*** Opening of Provided records ***
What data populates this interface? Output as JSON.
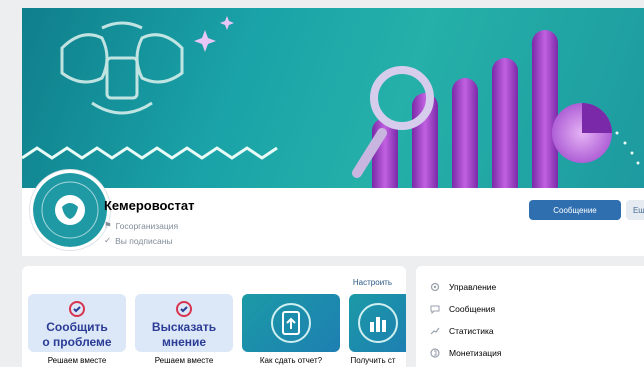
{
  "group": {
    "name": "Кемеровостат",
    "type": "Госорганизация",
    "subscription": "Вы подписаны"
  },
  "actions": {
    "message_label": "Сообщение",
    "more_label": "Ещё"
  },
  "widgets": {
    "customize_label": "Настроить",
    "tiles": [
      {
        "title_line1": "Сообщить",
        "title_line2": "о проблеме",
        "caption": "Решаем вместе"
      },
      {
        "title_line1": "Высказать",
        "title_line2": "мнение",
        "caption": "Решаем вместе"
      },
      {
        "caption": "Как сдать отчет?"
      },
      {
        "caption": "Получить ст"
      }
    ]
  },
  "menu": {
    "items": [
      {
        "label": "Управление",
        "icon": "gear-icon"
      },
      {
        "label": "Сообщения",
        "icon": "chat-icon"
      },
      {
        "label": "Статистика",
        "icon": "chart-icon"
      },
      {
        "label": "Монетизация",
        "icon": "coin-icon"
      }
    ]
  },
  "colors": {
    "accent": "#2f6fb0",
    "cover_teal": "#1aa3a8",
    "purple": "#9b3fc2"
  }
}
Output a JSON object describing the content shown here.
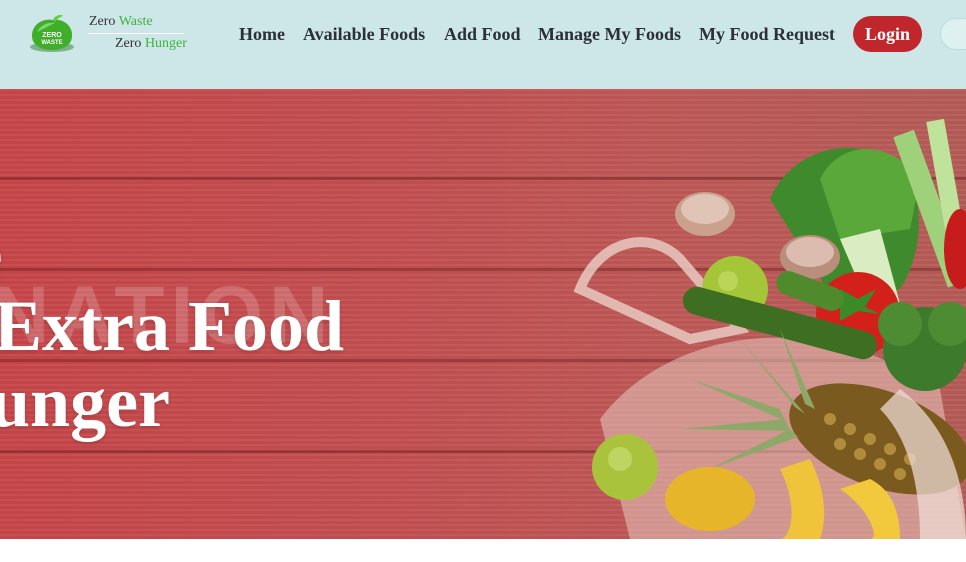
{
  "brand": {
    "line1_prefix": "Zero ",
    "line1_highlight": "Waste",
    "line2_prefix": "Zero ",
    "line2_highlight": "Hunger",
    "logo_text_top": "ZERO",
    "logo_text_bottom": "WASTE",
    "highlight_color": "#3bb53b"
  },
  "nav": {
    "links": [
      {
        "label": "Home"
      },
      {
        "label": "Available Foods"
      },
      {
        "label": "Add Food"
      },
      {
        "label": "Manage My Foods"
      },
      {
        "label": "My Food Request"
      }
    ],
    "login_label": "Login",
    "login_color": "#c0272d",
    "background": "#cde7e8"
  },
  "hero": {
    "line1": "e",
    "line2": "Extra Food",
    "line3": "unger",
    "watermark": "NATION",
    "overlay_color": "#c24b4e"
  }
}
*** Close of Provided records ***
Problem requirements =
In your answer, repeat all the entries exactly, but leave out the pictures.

Result of the exercise =
What data populates this interface? Output as JSON.
{
  "group": {
    "name": "Кемеровостат",
    "type": "Госорганизация",
    "subscription": "Вы подписаны"
  },
  "actions": {
    "message_label": "Сообщение",
    "more_label": "Ещё"
  },
  "widgets": {
    "customize_label": "Настроить",
    "tiles": [
      {
        "title_line1": "Сообщить",
        "title_line2": "о проблеме",
        "caption": "Решаем вместе"
      },
      {
        "title_line1": "Высказать",
        "title_line2": "мнение",
        "caption": "Решаем вместе"
      },
      {
        "caption": "Как сдать отчет?"
      },
      {
        "caption": "Получить ст"
      }
    ]
  },
  "menu": {
    "items": [
      {
        "label": "Управление",
        "icon": "gear-icon"
      },
      {
        "label": "Сообщения",
        "icon": "chat-icon"
      },
      {
        "label": "Статистика",
        "icon": "chart-icon"
      },
      {
        "label": "Монетизация",
        "icon": "coin-icon"
      }
    ]
  },
  "colors": {
    "accent": "#2f6fb0",
    "cover_teal": "#1aa3a8",
    "purple": "#9b3fc2"
  }
}
Output a JSON object describing the content shown here.
{
  "brand": {
    "line1_prefix": "Zero ",
    "line1_highlight": "Waste",
    "line2_prefix": "Zero ",
    "line2_highlight": "Hunger",
    "logo_text_top": "ZERO",
    "logo_text_bottom": "WASTE",
    "highlight_color": "#3bb53b"
  },
  "nav": {
    "links": [
      {
        "label": "Home"
      },
      {
        "label": "Available Foods"
      },
      {
        "label": "Add Food"
      },
      {
        "label": "Manage My Foods"
      },
      {
        "label": "My Food Request"
      }
    ],
    "login_label": "Login",
    "login_color": "#c0272d",
    "background": "#cde7e8"
  },
  "hero": {
    "line1": "e",
    "line2": "Extra Food",
    "line3": "unger",
    "watermark": "NATION",
    "overlay_color": "#c24b4e"
  }
}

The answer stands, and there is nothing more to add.